In this particular case, I believe Andrew was a bit under-whelmed by the grand purchase.  So I worked on building Hunter’s excitement.  While my mom was outside with the foot pump (best grandma award!) trying to inflate the beauty, I was inside boiling many pots of water.  In Washington it is a rare day that gets hot enough to warm two feet of water from the hose.  You have to add some hose water, then some boiling water, hose water, boiling water, stir three times, check with your elbow, then your toe…then you are good to go.  The boys, with swim trunks on, plastic dinosaurs and power rangers ready, were watching Grandma Georgie out the back window. 
“When wiw it be ready?” asked Hunter.  That’s not a typo, he couldn’t say the letter ‘l’, it came out like ‘w’.  And a ‘th’ was an ‘s’ or ‘d’.  Remember that so you can follow our dialogue from here.  “It takes a while sweetie, gramma needs to blow it up and it’s a big pool”.  Phshhhshhh, phshhhshhh, the steady sound of Grandma G on the foot pump came through the open window. Andrew wandered off, but Hunter stayed to watch.  “Why did we have to get a new poow?” he asked.  “Oh, because this one is sooo much bigger, you are going to have lots of fun,” I answered.  “But I just want to use da udder poow,” replied a slightly higher pitched voice.  I thought he was just being impatient.  Hunter was never, and still is not, a person that cares to wait on things. “Hunter, you just have to wait a little bit longer until gramma is done blowing it up! Let’s go out and see how she’s doing,” I suggested.  Phshhhhshhh, phshhhshhh. He followed me slowly toward the slider door and stopped just inside. I turned to see those big, blue, serious eyes in that little face welling up with tears. I dropped down to my knee, “Honey, what’s the matter?”  “Weww (well),” he said.
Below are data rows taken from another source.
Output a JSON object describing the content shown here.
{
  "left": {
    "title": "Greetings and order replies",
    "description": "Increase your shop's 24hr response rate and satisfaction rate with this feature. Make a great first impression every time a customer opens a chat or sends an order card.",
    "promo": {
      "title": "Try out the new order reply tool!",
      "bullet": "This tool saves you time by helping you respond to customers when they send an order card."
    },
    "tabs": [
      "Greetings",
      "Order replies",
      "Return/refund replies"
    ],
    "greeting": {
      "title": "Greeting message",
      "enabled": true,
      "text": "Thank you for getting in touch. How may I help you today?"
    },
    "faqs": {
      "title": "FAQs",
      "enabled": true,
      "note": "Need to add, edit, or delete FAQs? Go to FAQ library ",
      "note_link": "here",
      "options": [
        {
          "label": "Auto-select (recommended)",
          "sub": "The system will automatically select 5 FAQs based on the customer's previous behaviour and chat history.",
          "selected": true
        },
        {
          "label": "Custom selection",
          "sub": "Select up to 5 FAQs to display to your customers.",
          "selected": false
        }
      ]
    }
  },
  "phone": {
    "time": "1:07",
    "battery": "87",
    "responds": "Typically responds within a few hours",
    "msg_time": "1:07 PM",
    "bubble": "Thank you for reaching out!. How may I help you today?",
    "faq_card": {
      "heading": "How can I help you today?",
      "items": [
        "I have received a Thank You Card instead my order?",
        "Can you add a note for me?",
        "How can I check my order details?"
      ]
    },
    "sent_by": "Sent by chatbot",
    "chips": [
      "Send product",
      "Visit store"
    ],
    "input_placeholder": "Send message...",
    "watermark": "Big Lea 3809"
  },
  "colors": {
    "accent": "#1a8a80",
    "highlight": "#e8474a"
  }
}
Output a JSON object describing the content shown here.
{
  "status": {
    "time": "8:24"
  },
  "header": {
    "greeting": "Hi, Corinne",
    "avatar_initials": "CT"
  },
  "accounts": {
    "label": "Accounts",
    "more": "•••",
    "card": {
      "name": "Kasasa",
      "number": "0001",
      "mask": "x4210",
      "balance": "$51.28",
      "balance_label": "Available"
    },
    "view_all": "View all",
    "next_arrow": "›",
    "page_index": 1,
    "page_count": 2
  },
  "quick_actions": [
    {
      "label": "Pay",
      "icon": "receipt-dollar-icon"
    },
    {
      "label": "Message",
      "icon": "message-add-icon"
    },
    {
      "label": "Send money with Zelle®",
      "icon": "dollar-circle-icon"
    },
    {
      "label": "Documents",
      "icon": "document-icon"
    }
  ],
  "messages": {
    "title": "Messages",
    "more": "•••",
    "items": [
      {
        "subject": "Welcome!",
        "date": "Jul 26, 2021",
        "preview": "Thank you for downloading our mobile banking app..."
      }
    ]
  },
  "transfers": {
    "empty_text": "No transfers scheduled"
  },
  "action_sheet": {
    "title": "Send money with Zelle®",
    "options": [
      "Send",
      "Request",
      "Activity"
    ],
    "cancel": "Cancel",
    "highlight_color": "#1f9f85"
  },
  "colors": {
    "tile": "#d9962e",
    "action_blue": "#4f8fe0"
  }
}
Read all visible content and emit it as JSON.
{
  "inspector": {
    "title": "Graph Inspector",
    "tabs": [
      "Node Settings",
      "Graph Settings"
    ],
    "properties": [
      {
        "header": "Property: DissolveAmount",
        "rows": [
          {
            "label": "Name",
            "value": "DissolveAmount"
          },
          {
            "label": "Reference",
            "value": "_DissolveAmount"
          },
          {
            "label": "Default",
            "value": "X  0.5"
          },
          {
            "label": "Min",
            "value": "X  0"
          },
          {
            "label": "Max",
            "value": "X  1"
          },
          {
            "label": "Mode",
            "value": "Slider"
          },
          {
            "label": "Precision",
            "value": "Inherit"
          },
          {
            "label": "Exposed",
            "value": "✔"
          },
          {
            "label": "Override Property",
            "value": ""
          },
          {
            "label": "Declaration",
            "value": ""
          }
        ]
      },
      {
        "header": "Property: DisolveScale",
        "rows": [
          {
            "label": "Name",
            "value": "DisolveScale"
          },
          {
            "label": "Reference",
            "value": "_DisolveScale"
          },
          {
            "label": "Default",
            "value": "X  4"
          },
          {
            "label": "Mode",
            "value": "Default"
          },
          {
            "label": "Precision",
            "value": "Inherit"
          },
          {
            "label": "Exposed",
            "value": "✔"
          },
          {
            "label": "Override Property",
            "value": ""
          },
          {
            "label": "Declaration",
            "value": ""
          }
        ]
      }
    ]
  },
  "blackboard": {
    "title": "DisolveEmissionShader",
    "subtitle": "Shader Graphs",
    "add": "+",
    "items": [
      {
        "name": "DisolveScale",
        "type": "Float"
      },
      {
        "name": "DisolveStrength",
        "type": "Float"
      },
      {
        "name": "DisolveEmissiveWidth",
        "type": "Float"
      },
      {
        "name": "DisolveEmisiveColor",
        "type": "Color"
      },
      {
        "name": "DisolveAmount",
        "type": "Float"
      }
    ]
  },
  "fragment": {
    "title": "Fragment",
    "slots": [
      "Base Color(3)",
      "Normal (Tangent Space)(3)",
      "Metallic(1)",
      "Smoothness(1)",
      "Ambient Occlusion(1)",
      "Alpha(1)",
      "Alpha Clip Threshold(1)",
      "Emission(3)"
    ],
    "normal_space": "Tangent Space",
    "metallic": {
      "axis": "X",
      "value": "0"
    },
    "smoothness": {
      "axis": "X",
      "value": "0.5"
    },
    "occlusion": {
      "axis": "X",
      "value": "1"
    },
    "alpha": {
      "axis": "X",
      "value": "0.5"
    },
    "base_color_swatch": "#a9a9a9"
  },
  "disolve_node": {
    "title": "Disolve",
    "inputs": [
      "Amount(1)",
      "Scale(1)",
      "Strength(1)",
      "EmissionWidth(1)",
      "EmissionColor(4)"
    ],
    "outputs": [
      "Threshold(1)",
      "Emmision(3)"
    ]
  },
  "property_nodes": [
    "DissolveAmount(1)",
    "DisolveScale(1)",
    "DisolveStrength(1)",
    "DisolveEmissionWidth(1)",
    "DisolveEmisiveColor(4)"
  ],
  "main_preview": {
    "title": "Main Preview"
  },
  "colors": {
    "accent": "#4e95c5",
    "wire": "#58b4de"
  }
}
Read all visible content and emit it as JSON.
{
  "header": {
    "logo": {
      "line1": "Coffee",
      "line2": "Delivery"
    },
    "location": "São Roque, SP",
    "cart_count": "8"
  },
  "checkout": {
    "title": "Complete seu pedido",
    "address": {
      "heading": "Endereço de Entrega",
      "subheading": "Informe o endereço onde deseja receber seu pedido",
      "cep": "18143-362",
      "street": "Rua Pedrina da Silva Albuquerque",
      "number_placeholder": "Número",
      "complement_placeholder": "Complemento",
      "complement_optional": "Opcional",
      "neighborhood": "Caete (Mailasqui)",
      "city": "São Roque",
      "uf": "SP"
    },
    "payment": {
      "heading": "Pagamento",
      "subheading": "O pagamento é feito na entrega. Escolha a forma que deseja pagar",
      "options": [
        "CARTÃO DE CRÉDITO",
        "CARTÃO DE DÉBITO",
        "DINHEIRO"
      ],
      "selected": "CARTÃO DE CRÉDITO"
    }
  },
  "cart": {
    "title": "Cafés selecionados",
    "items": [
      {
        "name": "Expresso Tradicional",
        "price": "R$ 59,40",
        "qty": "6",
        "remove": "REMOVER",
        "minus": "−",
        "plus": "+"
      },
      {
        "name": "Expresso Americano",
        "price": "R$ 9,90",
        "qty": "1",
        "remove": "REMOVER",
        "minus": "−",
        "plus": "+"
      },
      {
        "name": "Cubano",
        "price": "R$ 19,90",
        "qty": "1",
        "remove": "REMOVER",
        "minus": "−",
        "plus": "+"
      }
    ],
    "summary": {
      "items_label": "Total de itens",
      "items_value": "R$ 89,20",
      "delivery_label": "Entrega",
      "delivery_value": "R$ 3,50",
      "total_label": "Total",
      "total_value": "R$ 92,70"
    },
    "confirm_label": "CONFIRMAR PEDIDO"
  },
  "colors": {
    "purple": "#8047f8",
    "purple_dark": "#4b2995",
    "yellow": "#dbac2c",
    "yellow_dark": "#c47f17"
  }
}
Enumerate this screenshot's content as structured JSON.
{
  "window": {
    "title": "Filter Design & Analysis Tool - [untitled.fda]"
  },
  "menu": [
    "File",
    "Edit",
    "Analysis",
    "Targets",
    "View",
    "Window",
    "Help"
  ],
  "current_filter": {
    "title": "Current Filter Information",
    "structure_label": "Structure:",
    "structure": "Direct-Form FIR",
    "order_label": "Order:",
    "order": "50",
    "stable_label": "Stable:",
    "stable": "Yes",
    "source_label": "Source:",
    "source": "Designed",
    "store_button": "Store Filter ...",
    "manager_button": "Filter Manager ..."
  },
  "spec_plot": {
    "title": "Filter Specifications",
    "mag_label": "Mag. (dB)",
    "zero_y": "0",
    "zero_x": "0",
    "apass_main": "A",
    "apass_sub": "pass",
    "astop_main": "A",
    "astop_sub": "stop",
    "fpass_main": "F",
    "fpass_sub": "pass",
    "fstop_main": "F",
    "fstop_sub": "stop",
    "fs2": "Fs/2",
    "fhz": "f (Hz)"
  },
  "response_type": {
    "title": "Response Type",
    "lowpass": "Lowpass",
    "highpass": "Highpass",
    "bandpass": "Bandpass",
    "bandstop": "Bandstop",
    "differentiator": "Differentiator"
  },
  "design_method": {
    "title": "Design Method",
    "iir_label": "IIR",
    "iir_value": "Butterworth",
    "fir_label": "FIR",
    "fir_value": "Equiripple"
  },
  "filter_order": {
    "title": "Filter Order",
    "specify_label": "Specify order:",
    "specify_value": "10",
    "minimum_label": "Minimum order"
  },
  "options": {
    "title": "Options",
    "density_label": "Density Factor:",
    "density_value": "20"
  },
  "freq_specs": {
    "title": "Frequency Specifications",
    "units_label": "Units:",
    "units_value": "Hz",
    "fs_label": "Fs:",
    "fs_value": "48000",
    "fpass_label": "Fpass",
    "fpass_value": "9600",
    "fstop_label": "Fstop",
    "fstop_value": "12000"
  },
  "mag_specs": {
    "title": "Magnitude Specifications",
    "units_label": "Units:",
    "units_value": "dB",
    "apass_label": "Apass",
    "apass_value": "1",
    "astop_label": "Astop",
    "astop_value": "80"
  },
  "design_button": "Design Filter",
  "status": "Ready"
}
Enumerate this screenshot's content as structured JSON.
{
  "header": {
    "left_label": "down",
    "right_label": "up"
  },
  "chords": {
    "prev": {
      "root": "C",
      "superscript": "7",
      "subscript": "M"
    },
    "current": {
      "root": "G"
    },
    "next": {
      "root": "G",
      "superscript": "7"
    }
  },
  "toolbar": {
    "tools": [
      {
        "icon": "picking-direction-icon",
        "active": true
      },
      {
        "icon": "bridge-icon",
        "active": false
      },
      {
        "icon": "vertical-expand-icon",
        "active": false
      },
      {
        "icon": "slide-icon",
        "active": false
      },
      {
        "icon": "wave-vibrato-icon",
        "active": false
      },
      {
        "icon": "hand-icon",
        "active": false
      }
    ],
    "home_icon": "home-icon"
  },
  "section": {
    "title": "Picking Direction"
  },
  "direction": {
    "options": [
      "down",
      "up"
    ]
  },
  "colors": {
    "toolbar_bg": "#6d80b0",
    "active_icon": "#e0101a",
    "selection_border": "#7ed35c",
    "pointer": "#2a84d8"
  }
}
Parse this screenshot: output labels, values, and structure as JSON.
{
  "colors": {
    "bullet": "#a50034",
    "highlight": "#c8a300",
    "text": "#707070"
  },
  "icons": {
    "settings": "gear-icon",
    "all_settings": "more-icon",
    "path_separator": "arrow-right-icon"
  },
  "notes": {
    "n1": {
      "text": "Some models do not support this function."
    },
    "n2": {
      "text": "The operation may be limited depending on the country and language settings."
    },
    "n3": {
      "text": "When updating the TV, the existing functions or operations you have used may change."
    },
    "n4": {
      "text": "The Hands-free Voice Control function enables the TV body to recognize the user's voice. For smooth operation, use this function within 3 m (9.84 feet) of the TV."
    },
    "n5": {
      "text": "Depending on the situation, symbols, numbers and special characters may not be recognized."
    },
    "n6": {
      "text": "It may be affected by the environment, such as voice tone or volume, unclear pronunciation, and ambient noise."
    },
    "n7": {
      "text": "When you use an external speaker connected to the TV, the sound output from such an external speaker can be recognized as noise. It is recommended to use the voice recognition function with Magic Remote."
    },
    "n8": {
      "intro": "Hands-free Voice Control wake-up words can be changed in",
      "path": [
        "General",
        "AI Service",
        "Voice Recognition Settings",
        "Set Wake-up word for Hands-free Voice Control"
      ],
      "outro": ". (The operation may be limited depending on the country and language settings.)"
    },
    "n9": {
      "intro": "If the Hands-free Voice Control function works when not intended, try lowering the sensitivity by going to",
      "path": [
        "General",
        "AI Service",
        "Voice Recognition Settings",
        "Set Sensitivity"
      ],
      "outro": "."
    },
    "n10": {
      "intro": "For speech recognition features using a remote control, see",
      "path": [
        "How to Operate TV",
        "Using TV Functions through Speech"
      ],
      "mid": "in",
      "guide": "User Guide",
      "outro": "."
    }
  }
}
He dropped his towel and put both hands up in a questioning gesture. “Weww, is it gonna espwode or somesing?!” His little shoulders hunched, a tear rolled down a cheek.

Remember- both boys were about six years old in my activity planning. One of our latest fun finds had been the old Godzilla movies.  You know, the dubbed English ones from my childhood.  Mothra, Ghidra, Megalon and more.  This little three year old had seen them all. Lots of things ‘blowing up’ and exploding thanks to Godzilla and friends! The poor baby. I'm sure he thought grandma and I had lost our minds!

Weww… we recovered that day. A big hug, some muffled laughter, a lengthy explanation of ‘inflatable’, many apologies and careful introduction of the new pool, it all worked out.  I do think he may have looked at Grandma Georgie a little differently after that day.  But that may have worked in her favor as he grew into a teenager.

I’m sure there’s a parenting lesson or two in there.  But I like to focus on communication.  Do you have little ones in your life, or even medium ones?  Don’t dumb it down for them.  They can handle the big words and the big truths. Happy or sad, good or bad.  If you don’t take the time to carefully and honestly explain their world, they will come up with an explanation and interpretation on their own.  That’s not necessarily bad, so long as you remember to ask them what they are thinking.  Come to think of it, it’s not a bad thing to do with everyone that we communicate with.  Ask what they are thinking, repeat what you think you heard (as Hunter wisely did), clarify. And when there are miscommunications, the same tricks might just work- hugs, laughter, explanation, apologies and a more careful approach.  It seems so simple. And maybe it is.

1 comment:

  1. I am a better person for having read this post!